• WHAT YOU ARE ASKED TO DO
Reproduce the data exactly. Omit no record.

• EXERCISE INPUT

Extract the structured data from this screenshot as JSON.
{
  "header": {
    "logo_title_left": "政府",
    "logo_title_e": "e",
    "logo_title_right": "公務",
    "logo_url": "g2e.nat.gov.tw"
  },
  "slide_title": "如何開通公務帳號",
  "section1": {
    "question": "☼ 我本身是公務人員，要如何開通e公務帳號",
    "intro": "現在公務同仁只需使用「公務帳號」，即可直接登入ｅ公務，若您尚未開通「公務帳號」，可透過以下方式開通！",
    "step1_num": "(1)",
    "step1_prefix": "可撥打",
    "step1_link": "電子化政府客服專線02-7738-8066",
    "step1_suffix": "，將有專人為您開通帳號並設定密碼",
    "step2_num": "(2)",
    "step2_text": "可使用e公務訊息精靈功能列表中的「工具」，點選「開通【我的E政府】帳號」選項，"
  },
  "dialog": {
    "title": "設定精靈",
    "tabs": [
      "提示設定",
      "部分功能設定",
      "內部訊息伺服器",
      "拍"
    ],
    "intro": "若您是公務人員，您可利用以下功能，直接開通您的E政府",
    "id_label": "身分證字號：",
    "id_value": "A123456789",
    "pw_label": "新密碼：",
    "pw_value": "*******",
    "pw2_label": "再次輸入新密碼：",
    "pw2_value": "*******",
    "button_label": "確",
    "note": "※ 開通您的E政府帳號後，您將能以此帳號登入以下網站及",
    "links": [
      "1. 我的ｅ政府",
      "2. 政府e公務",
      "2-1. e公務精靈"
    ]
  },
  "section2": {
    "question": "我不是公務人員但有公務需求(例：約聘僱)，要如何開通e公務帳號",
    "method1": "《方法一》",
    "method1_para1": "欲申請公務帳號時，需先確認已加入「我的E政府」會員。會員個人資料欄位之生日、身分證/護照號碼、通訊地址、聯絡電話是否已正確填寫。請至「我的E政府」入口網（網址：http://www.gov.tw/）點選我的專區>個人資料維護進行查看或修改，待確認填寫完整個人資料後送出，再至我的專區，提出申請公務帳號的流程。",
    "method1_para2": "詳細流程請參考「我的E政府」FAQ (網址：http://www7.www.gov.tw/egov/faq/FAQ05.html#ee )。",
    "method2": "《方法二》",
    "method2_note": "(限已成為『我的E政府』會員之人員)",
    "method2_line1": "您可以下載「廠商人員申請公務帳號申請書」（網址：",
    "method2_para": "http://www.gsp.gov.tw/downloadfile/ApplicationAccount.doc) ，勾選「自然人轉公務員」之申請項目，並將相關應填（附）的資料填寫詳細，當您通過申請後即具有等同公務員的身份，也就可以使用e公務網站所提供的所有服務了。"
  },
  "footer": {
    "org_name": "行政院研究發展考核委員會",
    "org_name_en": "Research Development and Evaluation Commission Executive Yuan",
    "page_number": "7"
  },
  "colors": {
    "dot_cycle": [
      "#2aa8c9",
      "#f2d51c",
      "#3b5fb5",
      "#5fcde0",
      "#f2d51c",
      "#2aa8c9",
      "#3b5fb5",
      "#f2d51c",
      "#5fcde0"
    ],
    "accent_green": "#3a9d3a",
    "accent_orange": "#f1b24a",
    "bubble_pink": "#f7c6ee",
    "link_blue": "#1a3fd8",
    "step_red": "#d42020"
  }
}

• ANSWER TO THE PROBLEM
Extract the structured data from this screenshot as JSON.
{
  "header": {
    "logo_title_left": "政府",
    "logo_title_e": "e",
    "logo_title_right": "公務",
    "logo_url": "g2e.nat.gov.tw"
  },
  "slide_title": "如何開通公務帳號",
  "section1": {
    "question": "☼ 我本身是公務人員，要如何開通e公務帳號",
    "intro": "現在公務同仁只需使用「公務帳號」，即可直接登入ｅ公務，若您尚未開通「公務帳號」，可透過以下方式開通！",
    "step1_num": "(1)",
    "step1_prefix": "可撥打",
    "step1_link": "電子化政府客服專線02-7738-8066",
    "step1_suffix": "，將有專人為您開通帳號並設定密碼",
    "step2_num": "(2)",
    "step2_text": "可使用e公務訊息精靈功能列表中的「工具」，點選「開通【我的E政府】帳號」選項，"
  },
  "dialog": {
    "title": "設定精靈",
    "tabs": [
      "提示設定",
      "部分功能設定",
      "內部訊息伺服器",
      "拍"
    ],
    "intro": "若您是公務人員，您可利用以下功能，直接開通您的E政府",
    "id_label": "身分證字號：",
    "id_value": "A123456789",
    "pw_label": "新密碼：",
    "pw_value": "*******",
    "pw2_label": "再次輸入新密碼：",
    "pw2_value": "*******",
    "button_label": "確",
    "note": "※ 開通您的E政府帳號後，您將能以此帳號登入以下網站及",
    "links": [
      "1. 我的ｅ政府",
      "2. 政府e公務",
      "2-1. e公務精靈"
    ]
  },
  "section2": {
    "question": "我不是公務人員但有公務需求(例：約聘僱)，要如何開通e公務帳號",
    "method1": "《方法一》",
    "method1_para1": "欲申請公務帳號時，需先確認已加入「我的E政府」會員。會員個人資料欄位之生日、身分證/護照號碼、通訊地址、聯絡電話是否已正確填寫。請至「我的E政府」入口網（網址：http://www.gov.tw/）點選我的專區>個人資料維護進行查看或修改，待確認填寫完整個人資料後送出，再至我的專區，提出申請公務帳號的流程。",
    "method1_para2": "詳細流程請參考「我的E政府」FAQ (網址：http://www7.www.gov.tw/egov/faq/FAQ05.html#ee )。",
    "method2": "《方法二》",
    "method2_note": "(限已成為『我的E政府』會員之人員)",
    "method2_line1": "您可以下載「廠商人員申請公務帳號申請書」（網址：",
    "method2_para": "http://www.gsp.gov.tw/downloadfile/ApplicationAccount.doc) ，勾選「自然人轉公務員」之申請項目，並將相關應填（附）的資料填寫詳細，當您通過申請後即具有等同公務員的身份，也就可以使用e公務網站所提供的所有服務了。"
  },
  "footer": {
    "org_name": "行政院研究發展考核委員會",
    "org_name_en": "Research Development and Evaluation Commission Executive Yuan",
    "page_number": "7"
  },
  "colors": {
    "dot_cycle": [
      "#2aa8c9",
      "#f2d51c",
      "#3b5fb5",
      "#5fcde0",
      "#f2d51c",
      "#2aa8c9",
      "#3b5fb5",
      "#f2d51c",
      "#5fcde0"
    ],
    "accent_green": "#3a9d3a",
    "accent_orange": "#f1b24a",
    "bubble_pink": "#f7c6ee",
    "link_blue": "#1a3fd8",
    "step_red": "#d42020"
  }
}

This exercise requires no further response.